Reproduced from the Military Manual by Lewis Lochee (1778) 'An Essay of Castrementation' and from this research.
This is our first reproduction redcoat infantry tent. It is 6' wide, 6' tall and 8'6" long including an 18" bell. The poles are made from pine and hand-planed into the required 2" diametre. The ridge-pole is bowed to be thickier in the middle offering a surprisingly effective run-off for water. The round uprights hold the ridge-pole up with iron pins. Extra protection from splitting is added with an iron brace at the top of each upright pole. The pegs (or pins) are copied from extant examples and are made of pine. It is made from cotton canvas rather than hemp.
Originally this tent would have accommodated a 'mess' of up to seven soldiers. The tent would be marked with the number of the regiment, the company and the mess- these markings will be added later. Incidently, the army issue blanket has almost the same dimensions as the tent, so we assume that the men of the mess would share and layer several underneath themselves for warmth. It wasn't uncommon for people of this time to do so at home or while stayng in an inn etc.
Reproduced from Brawer, Nicholas (2001) 'British Campaign Furniture: Elegance Under Canvas: 1740 - 1914'.
British Bill Hook
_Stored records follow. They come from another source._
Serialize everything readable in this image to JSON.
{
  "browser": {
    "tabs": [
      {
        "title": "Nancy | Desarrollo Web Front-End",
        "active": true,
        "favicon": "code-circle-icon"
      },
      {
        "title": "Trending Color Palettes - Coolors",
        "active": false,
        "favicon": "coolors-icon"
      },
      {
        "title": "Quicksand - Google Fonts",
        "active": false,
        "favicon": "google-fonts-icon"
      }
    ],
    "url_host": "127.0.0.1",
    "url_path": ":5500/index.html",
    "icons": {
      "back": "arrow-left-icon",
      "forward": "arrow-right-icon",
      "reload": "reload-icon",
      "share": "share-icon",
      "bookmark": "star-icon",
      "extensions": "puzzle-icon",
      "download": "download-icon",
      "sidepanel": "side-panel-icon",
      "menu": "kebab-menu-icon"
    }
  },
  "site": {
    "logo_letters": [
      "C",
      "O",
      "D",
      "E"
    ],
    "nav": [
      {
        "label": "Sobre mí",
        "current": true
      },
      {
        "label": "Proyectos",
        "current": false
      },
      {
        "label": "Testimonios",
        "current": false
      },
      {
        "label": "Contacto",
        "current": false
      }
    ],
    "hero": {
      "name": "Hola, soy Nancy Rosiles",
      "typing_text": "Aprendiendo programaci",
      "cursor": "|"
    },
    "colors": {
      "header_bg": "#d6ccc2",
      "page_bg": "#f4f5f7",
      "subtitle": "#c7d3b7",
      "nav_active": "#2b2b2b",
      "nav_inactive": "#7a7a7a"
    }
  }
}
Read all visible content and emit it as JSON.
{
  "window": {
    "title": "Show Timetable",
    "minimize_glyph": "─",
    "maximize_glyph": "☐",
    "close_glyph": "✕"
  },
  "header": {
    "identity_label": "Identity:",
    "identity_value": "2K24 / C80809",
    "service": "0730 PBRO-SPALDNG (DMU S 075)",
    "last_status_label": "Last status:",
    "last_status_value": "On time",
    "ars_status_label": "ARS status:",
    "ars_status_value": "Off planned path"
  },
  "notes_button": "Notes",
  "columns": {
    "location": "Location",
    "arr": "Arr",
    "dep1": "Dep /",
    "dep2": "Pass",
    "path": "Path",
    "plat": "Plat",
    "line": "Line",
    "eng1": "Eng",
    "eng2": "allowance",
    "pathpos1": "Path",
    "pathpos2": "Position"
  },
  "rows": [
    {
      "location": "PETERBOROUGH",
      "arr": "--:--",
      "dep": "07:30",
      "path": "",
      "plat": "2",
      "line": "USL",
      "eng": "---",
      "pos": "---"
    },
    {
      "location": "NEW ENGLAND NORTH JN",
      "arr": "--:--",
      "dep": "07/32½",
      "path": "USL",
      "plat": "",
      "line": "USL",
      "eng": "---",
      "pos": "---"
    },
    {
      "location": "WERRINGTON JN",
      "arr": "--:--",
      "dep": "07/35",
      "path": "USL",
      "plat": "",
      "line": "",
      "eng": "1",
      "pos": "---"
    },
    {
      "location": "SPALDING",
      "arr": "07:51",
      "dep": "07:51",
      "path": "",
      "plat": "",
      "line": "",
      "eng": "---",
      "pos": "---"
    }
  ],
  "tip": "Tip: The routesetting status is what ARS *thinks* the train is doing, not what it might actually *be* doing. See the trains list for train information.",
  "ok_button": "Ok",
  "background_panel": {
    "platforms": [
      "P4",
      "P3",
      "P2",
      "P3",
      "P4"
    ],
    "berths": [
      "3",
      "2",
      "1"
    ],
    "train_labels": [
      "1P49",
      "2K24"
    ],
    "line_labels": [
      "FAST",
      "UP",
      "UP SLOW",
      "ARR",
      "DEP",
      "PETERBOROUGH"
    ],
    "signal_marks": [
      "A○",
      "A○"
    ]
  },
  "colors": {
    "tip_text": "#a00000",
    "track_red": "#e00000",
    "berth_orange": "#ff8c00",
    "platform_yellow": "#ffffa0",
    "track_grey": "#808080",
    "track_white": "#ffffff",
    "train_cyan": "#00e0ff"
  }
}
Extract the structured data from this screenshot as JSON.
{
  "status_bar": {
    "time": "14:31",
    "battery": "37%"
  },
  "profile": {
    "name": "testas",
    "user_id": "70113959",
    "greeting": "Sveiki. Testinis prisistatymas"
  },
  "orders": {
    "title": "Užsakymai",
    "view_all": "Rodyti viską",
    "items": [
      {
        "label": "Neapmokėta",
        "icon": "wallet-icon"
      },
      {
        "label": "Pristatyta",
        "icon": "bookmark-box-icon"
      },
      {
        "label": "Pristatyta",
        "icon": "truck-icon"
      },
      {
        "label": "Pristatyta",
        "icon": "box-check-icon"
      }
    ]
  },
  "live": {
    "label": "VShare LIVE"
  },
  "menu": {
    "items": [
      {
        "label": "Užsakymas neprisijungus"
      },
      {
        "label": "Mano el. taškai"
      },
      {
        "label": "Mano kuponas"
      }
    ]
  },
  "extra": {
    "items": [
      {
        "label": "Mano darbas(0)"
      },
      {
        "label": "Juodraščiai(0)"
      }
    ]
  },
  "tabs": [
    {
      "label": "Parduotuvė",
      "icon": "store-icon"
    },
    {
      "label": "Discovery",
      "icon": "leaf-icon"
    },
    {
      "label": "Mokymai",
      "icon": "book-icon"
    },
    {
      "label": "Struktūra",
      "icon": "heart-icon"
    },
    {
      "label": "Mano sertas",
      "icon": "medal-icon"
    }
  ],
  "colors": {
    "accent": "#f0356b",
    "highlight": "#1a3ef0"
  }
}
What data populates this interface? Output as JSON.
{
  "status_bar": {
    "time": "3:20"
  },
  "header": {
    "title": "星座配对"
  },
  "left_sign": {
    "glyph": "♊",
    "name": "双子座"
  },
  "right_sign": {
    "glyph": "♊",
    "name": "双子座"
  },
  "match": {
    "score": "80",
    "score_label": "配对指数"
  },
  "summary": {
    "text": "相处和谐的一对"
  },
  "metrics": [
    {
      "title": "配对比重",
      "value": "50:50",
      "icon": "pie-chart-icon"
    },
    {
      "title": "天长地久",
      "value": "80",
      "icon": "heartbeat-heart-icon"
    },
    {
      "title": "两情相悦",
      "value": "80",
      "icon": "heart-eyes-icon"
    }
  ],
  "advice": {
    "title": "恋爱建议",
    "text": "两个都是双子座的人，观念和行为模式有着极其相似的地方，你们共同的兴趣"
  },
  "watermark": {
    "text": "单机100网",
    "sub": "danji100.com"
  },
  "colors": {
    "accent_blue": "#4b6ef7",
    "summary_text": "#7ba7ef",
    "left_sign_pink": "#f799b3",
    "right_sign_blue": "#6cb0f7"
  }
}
British Army-issue Bill Hook complete with broad arrow stamp. Based on a find from Fort Ticonderoga museum. Made by Jason Green.